(Records contained in a dataset)
★ ★ ★ ★ ★ ★ ★

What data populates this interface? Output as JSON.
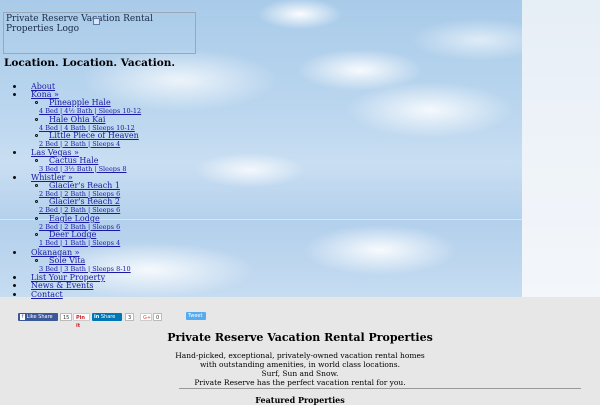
{
  "logo": {
    "alt": "Private Reserve Vacation Rental Properties Logo"
  },
  "tagline": "Location. Location. Vacation.",
  "nav": {
    "about": "About",
    "kona": "Kona »",
    "kona_items": [
      {
        "name": "Pineapple Hale",
        "detail": "4 Bed | 4½ Bath | Sleeps 10-12"
      },
      {
        "name": "Hale Ohia Kai",
        "detail": "4 Bed | 4 Bath | Sleeps 10-12"
      },
      {
        "name": "Little Piece of Heaven",
        "detail": "2 Bed | 2 Bath | Sleeps 4"
      }
    ],
    "vegas": "Las Vegas »",
    "vegas_items": [
      {
        "name": "Cactus Hale",
        "detail": "3 Bed | 3½ Bath | Sleeps 8"
      }
    ],
    "whistler": "Whistler »",
    "whistler_items": [
      {
        "name": "Glacier's Reach 1",
        "detail": "2 Bed | 2 Bath | Sleeps 6"
      },
      {
        "name": "Glacier's Reach 2",
        "detail": "2 Bed | 2 Bath | Sleeps 6"
      },
      {
        "name": "Eagle Lodge",
        "detail": "2 Bed | 2 Bath | Sleeps 6"
      },
      {
        "name": "Deer Lodge",
        "detail": "1 Bed | 1 Bath | Sleeps 4"
      }
    ],
    "okanagan": "Okanagan »",
    "okanagan_items": [
      {
        "name": "Sole Vita",
        "detail": "3 Bed | 3 Bath | Sleeps 8-10"
      }
    ],
    "list": "List Your Property",
    "news": "News & Events",
    "contact": "Contact"
  },
  "social": {
    "fb_label": "Like",
    "fb_share": "Share",
    "fb_count": "15",
    "pin_label": "Pin it",
    "in_label": "Share",
    "in_count": "3",
    "gplus_label": "G+",
    "gplus_count": "0",
    "tweet_label": "Tweet"
  },
  "main": {
    "title": "Private Reserve Vacation Rental Properties",
    "desc1": "Hand-picked, exceptional, privately-owned vacation rental homes",
    "desc2": "with outstanding amenities, in world class locations.",
    "desc3": "Surf, Sun and Snow.",
    "desc4": "Private Reserve has the perfect vacation rental for you.",
    "section_heading": "Featured Properties"
  },
  "colors": {
    "link": "#1a1aa6",
    "facebook": "#3b5998",
    "pinterest": "#cb2027",
    "linkedin": "#0077b5",
    "twitter": "#55acee"
  }
}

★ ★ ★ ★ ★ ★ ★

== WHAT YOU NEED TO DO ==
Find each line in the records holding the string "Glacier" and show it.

== SOLUTION TO THIS EXERCISE ==
        "name": "Glacier's Reach 1",
        "name": "Glacier's Reach 2",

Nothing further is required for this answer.